She heals hearts with this medicine, scooping it cheerfully into cups, offering herself in story.  Literal hearts, broken hearts.  Her work is love and joy.

In the forest, but not far from the edge of town there lives her teacher.  At six she was sent for initiation and study with the woman of the deer.  The woman of the deer is sometimes many women, sometimes one.  She has long white hair and wears white robes, and the deer around her round house are dappled white.  Something shines in her hair, something like stars.  The girl learns the ways of the deer, learns when to pour out and when to conserve.  There is a sacred knife stuck into the table block and she watches it for many years, through growth and learning, until her moon blood comes. One night when the moon is just past full she is taken into a field and her left hand is cut by her teacher down the palm, her blood dripped into a cup in the stone.  She makes a vow by her blood to serve always and without question, to preserve life and to listen to the deer.   She is celebrated, she has her purpose and her path, and the women of the deer live on for another generation.

Sometime in her mid life a moment of choosing comes.  An aching betrayal.  The village suffers abuse and violence, destruction, a year without crops, another, the deer are dying from lack of fodder in the hills and the people are dying from the greed of men.

The greediest and cruelest of all lies before her now.  A shadow.  She carries a vial of poison.  To end his life is forsaking her vows, but to not end his life is forsaking her community which she has committed to serve, the land which she is promised to, the deer to whom she owes her spirit heart.  If he doesn’t die all of this will be gone.  And if he dies at her hand she will save it, though she must die too—at least, appear to.  She must disappear into the wood and not return.  She will leave her cloak in the stream, smeared with blood.  They will believe her victim of another’s crime.

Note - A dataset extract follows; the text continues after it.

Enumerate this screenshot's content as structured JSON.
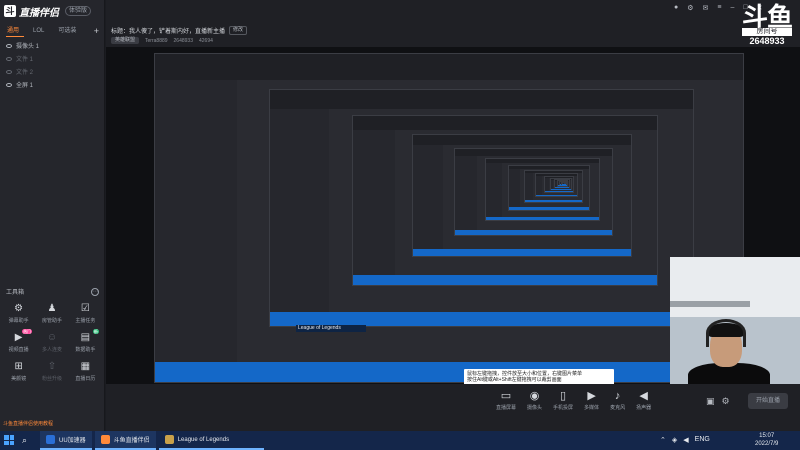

This she knows and still tips the bottle to his blistered lips.  Then she goes.

Run run run.  Run with the deer.  In exile, she can’t ever return.  No one knows, it is a secret.  She lives alone, serving only the deer, healing the deer.

She dies in the circle of stones, still bound by her oath and the complexity of the forsaken.

And her oath became mine.  To serve without question.  Her choice became mine, to lose and lose again home and root and family.  

When we met she was all ages, ever changing.  When we embraced she was so familiar.  She smelled like me.  The binding on me was wood and metal, like a barrel and staves with a lock.  She drifted into wholeness, becoming our whitehaired teacher, woman of the deer.

And the water witch in the falls gave me a glowing wand which sliced through the past, the broken oath, the exile, like liquid and the bonds slipped away.

And I bathed in the pool by my grandmothers who dyed me with woad and garlanded me with bay laurel and rosemary and hawthorne berries and star bright flowers and sang to me and set me free to run with the deer beneath the sun, with the swan singing and my own voice singing and opening to the freedom that is our birthright, I return the song, I return to the women of the deer, I carry them with me.  Their freedom, their healing, their community, their belonging, their land of oak and meadow, their scent of blood and bone, ash and stone.  We are one.'

Lara Veleda Vesta, Dark Moon before the Solstice 2017


You can explore more of Lara's profound work in ancestral mythology guided by her Norse ancestors at Lara Veleda Vesta. I hope her generous offerings, experience and wisdom help you to find the trackways back to your own ancestors.

** Two days after holding Swan Blessing for Lara I went for a walk in Sherbrooke Forest and finally saw the White Deer that lives here. I have been waiting 5 years to sight this beautiful creature that I had heard so many stories about. This was a beautiful confirmation that by connecting with others who carry similar medicine and dreaming that we strengthen our dreams and wishes. Thank you Lara for helping to sing the Deer back to me.